Today I’m excited to welcome Aussie rural author Fiona Palmer to my blog. In celebration of her latest release, The Sunnyvale Girls (which is out in stores today – run out and buy a copy!) the lovely people at Penguin Australia arranged for me to be able to ask Fiona some questions on life and writing. Check back in later today for my review of The Sunnyvale Girls.
Q1. Hi Fiona and welcome to my blog. Thanks for taking the time to answer some questions for me. To get started – what was the road to publication like for you?
It was a quick one. Writing my first story The Family Farm took three years in-between working and have two kids. But once I had the manuscript polished enough I sent the first three chapters to Penguin. Not long after I had a requestion for the whole manuscript, then an email from the publisher who loved it. I didn’t realise how amazingly fast that was until I talked to other authors. I was in the right place at the right time.
Q2. Share a little of your writing routine: do you have a favourite place to write (such as a study or café) and is there anything you consider essential to the creative process such as coffee or music?
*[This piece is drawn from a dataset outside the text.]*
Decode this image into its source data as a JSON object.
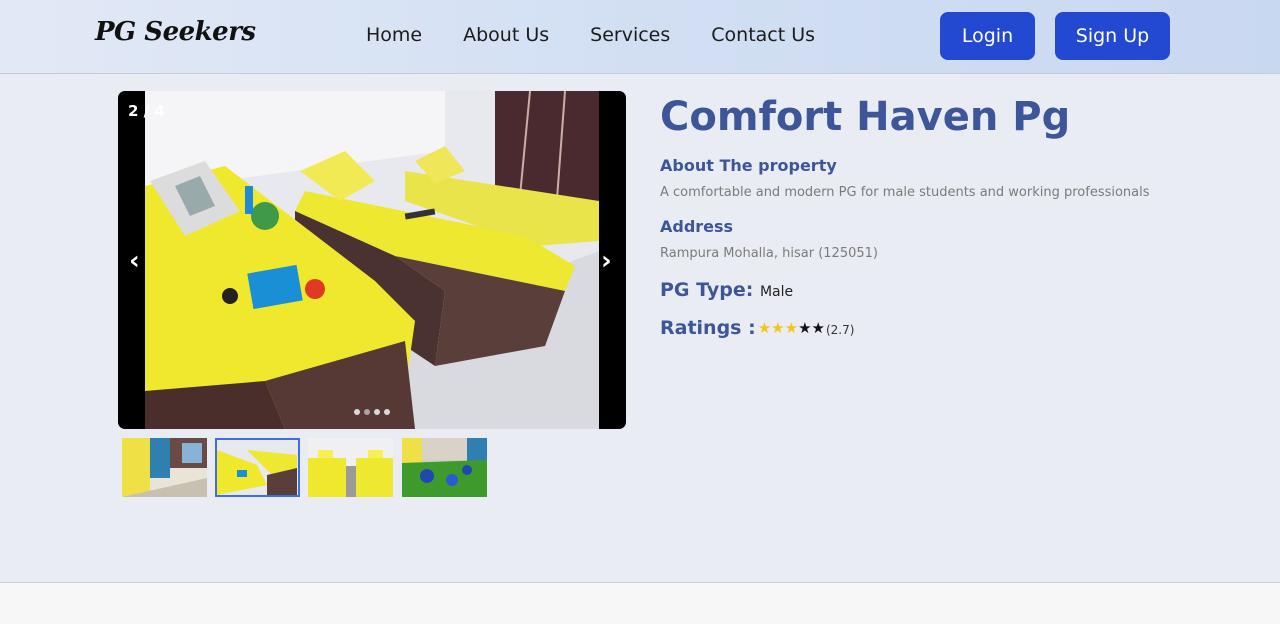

Gosh, I’m so boring when it comes to writing. I get the kids off to school and then head into our office. It’s your average cluttered shared space, one of those ‘everything’ rooms where stuff that doesn’t have a home go. I do like a coffee or chocolate when I have a mental block. (Not sure it works but I’ll keep trying it) And I love music playing in the background, it can really help me get into the moment and focus. Sometimes the songs slide on past without me even hearing them but they are there when it counts.
Q3. Would you consider yourself an extensive plotter of more a fly-by-the-seat-of-your-pants type of writer?
Definitely a plotter. I will have the story churning through my mind until I can see the character and what will happen to them. Once I’m happy with this rough synopsis I type it out (3–5pages) and it becomes my guide. Sometimes I can go off in different areas, so I don’t follow the guide down to the letter. As the story grows better ideas can pop up or the characters want to tread a different path and I’m open to that also.
Q4. What motivated you to include the story of Italian prisoners of war located in Australia into The Sunnyvale Girls?
I grew up knowing there had been many Italian POW’s on farms in the area. Some Italian POW’s returned after the war and worked hard until they had their own farms. So that was the initial inspiration that led me down that path. I wanted to write a story about them and connecting it to rural Australia. Then once I learnt about Giulio Mosca, an Italian POW on my friend’s farm, it grew into a big story.
Q5. Like Toni and Flick, you have also visited Italy. Can you share something of that experience?
Oh I loved Italy. I’m ready to go back. It’s a shame I can’t win the competition!! I had many experiences over there that were just amazing. Finding Giulio’s family, driving on the wrong side of the road (literally), getting locked in the Florence train station toilets, seeing the statue of David, the Duomo, living in a medieval village that sat on a hilltop and walking through the farming countryside. Gosh I could rattle on all day and I haven’t even started on the food!
Q6. The Sunnyvale Girls balances both a contemporary story with the life of character Maggie back during the time of the Second World War. Did you find this easy to achieve or were there any difficulties or complications in blending the two into one book?
This was new for me, I’d done flash backs in my previous book but nothing that was in a different era. I loved the challenge in trying to make it authentic and to do that I talked with many of the older generation in my town. All the real little stories they gave me just fitted in so perfect with what I needed for Maggie. Her sections were my favourite to write and at times I found them the easiest.
Q7. You have farming experience yourself and your care of the land and respect for those who work it comes through in all of your books. What do you feel are the greatest challenges currently faced by farmers that people perhaps aren’t that aware of?
The isolation. It’s hard to know if someone is struggling with life if you don’t see them for weeks on end. It’s a tough life, one that people love and that’s why the thought of having to leave seems like the end of the world for some. I can understand that. My town has 5 houses in it and a shop. Even if the shop closes I still don’t want to leave. This is home for me. It is hard when you have to drive for miles just to interact in sports or other activities. But I wouldn’t have it any other way.
Q8. Share 5 of your favourite books and/or authors
- Dinner at Rose’s by Danielle Hawkins
- Jillaroo by Rachael Treasure
- Vampire Academy by Richelle Mead
- The Vincent Boys by Abbi Glines
- Ransom by Julie Garwood
Q9. What do you like to do to relax away from the keyboard?
Watch my favourite TV shows and movies. I love to sit back and relax, let the screen take my mind away. Or reading a book. My two favourites.
Q10. And lastly….what’s next for you?
I’ve just finished the 3rd book in my YA series called The Betrayal. Now I’m getting into my next rural book called The Farmer’s son. I love both genres and love the break it gives me switching between the two.
Thanks so much for your time Fiona. Fiona is currently touring Australia in support of The Sunnyvale Girls and you can check out the dates here and see if she’s coming to a place near you.